Georgia offensive coordinator Jim Chaney’s coaching career goes back for more than 30 years, including a stint at Purdue when he tutored Drew Brees.
So when he hears the suggestion that current players, especially quarterbacks, are more impatient about getting on the field than their predecessors, and thus are more inclined to transfer, he laughs.
“Everybody wants to play; everybody’s always wanted to play,” Caldwell said Sunday at a media session previewing Tuesday’s Allstate Sugar Bowl between the Bulldogs and Texas. “Everybody’s just talking about it more now.”
Case in point — Caldwell’s own team.
Bulldogs freshman Justin Fields, the No. 2 ranked quarterback recruit in the country last year, has filed the necessary transfer papers with the NCAA after failing to dislodge sophomore starter Jake Fromm.
It was Fromm, who a year ago replaced injured incumbent Jacob Eason in the opener and went on to become Southeastern Conference Freshman of the Year as the Bulldogs reached the CFP championship game. Eason, in turn, transferred to Washington where he sat out this season.
Meanwhile Fields, in an unusual decision, has remained with the team and will be Fromm’s backup — and the only other scholarship quarterback on the roster — for the Sugar Bowl.
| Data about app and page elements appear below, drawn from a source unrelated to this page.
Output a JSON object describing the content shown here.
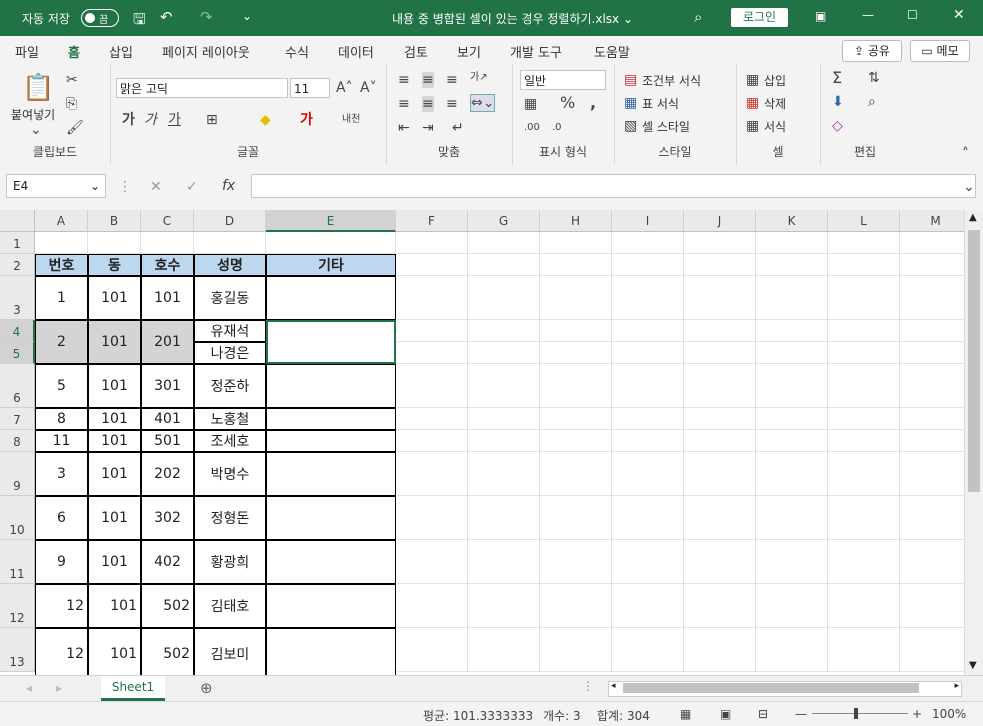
{
  "titlebar": {
    "autosave": "자동 저장",
    "toggle": "끔",
    "filename": "내용 중 병합된 셀이 있는 경우 정렬하기.xlsx",
    "login": "로그인"
  },
  "tabs": [
    "파일",
    "홈",
    "삽입",
    "페이지 레이아웃",
    "수식",
    "데이터",
    "검토",
    "보기",
    "개발 도구",
    "도움말"
  ],
  "share": "공유",
  "memo": "메모",
  "ribbon": {
    "clipboard": {
      "paste": "붙여넣기",
      "label": "클립보드"
    },
    "font": {
      "name": "맑은 고딕",
      "size": "11",
      "label": "글꼴"
    },
    "align": {
      "label": "맞춤"
    },
    "number": {
      "format": "일반",
      "label": "표시 형식"
    },
    "styles": {
      "cond": "조건부 서식",
      "table": "표 서식",
      "cell": "셀 스타일",
      "label": "스타일"
    },
    "cells": {
      "insert": "삽입",
      "delete": "삭제",
      "format": "서식",
      "label": "셀"
    },
    "edit": {
      "label": "편집"
    }
  },
  "namebox": "E4",
  "columns": [
    "A",
    "B",
    "C",
    "D",
    "E",
    "F",
    "G",
    "H",
    "I",
    "J",
    "K",
    "L",
    "M"
  ],
  "rows": [
    "1",
    "2",
    "3",
    "4",
    "5",
    "6",
    "7",
    "8",
    "9",
    "10",
    "11",
    "12",
    "13"
  ],
  "table": {
    "headers": [
      "번호",
      "동",
      "호수",
      "성명",
      "기타"
    ],
    "data": [
      [
        "1",
        "101",
        "101",
        "홍길동"
      ],
      [
        "2",
        "101",
        "201",
        "유재석"
      ],
      [
        "",
        "",
        "",
        "나경은"
      ],
      [
        "5",
        "101",
        "301",
        "정준하"
      ],
      [
        "8",
        "101",
        "401",
        "노홍철"
      ],
      [
        "11",
        "101",
        "501",
        "조세호"
      ],
      [
        "3",
        "101",
        "202",
        "박명수"
      ],
      [
        "6",
        "101",
        "302",
        "정형돈"
      ],
      [
        "9",
        "101",
        "402",
        "황광희"
      ],
      [
        "12",
        "101",
        "502",
        "김태호"
      ],
      [
        "12",
        "101",
        "502",
        "김보미"
      ]
    ]
  },
  "sheet": "Sheet1",
  "status": {
    "avg": "평균: 101.3333333",
    "count": "개수: 3",
    "sum": "합계: 304",
    "zoom": "100%"
  }
}
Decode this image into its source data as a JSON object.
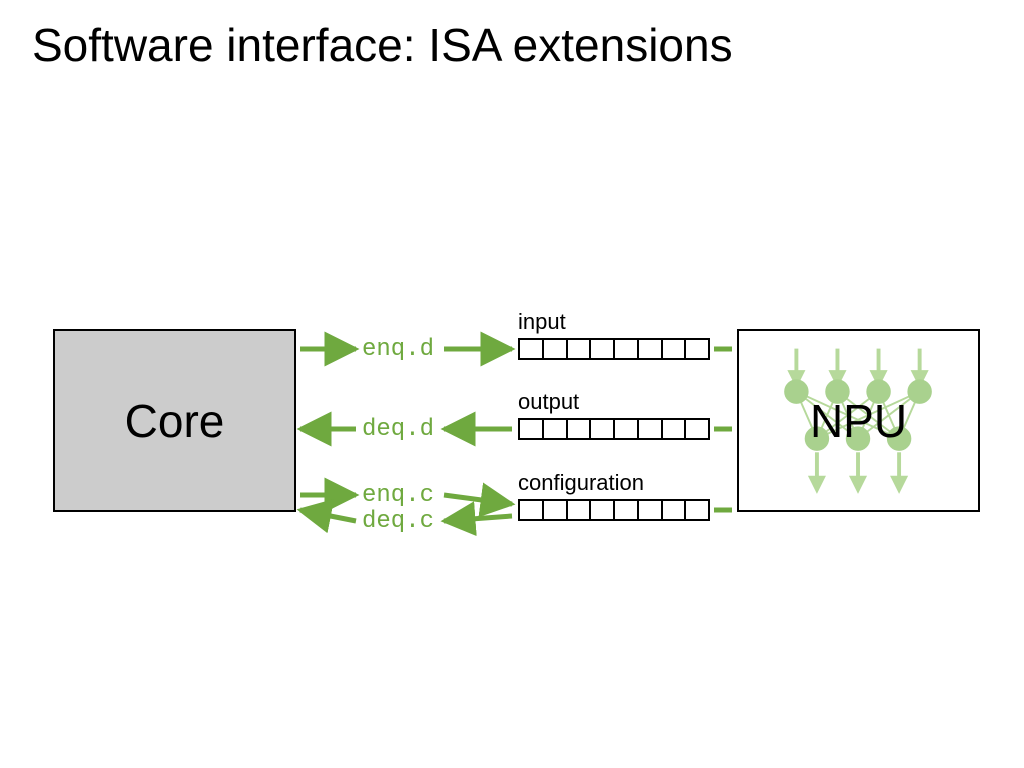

“First, I want to be a good teammate,” Fromm said Sunday. “So any way I can help Justin, I definitely am.
“But he and I have not personally talked about it (transferring). Right now, I think both of us are more worried about this football game and making the best it can be.”
Chaney agreed, calling the situation “challenging,” but adding that Fields’ future with Georgia hasn’t changed game-planning for the bowl.
Georgia is hardly the only team with a high-profile quarterback transfer situation.
At Clemson, true freshman Trevor Lawrence, a Georgian like Fields and the No. 1 quarterback prospect from a year ago, replaced incumbent Kelly Bryant four games into the season, and has since led the Tigers to the CFP title game capped by Saturday’s 30-3 semifinal victory against Notre Dame.
Bryant, who was 16-2 as a starter, left the team after the demotion and has since transferred to Missouri where he will be eligible in 2019.
But at Alabama, Jalen Hurts, who lost his starting job to Tua Tagovailoa one game into this season has stayed on, rallying the Crimson Tide in the SEC championship game against Georgia when Tagovailoa was injured, although he was on the field for only a handful of snaps in the CFP semifinal victory against Oklahoma. Hurts could still transfer after the title game.
To ESPN analyst Todd Blackledge, who will be working the Sugar Bowl, it just goes to show the uniqueness of playing quarterback where sharing starting duties is a rarity and backups have fewer playing opportunities than at other positions.
“You can be a backup running back or lineman and still rotate in or be on special teams,” he said. “But that doesn’t apply when you’re a quarterback except in special packages or mop-up situations.
“It’s what makes the situation so different.”
It’s also exacerbated, Blackledge added, by quarterbacks arriving at college much more ready to play than back in his day thanks to seven-on-seven leagues, specialized camps and early enrollment, something Fromm and Fields did. Plus, social media's influence can’t be discounted.
“You’ve got four-and-five star recruits who don’t have to be redshirted and certainly are less-willing to be,” said Blackledge, who was an All-America quarterback at Penn State. “They expect to play now.
“The key is to not let it become a distraction.”
Fromm said it hasn’t been for him, and, to the contrary, the competition from Fields pushed him to be better.
The numbers bear that out. Fromm is third in the country in passing efficiency and his touchdowns and yards-per-game are up from his freshman year. Fields, playing in 12 of 13 games, has completed 69 percent of his attempts with four TD passes and has run for four more.
“I was never intimidated by Justin or anything like that,” he said. “And we had good meeting rooms and practices.
“You can’t say if someone should stay or leave though. You can’t put everyone in a box.”
Except, as Caldwell said, for that universal desire to play.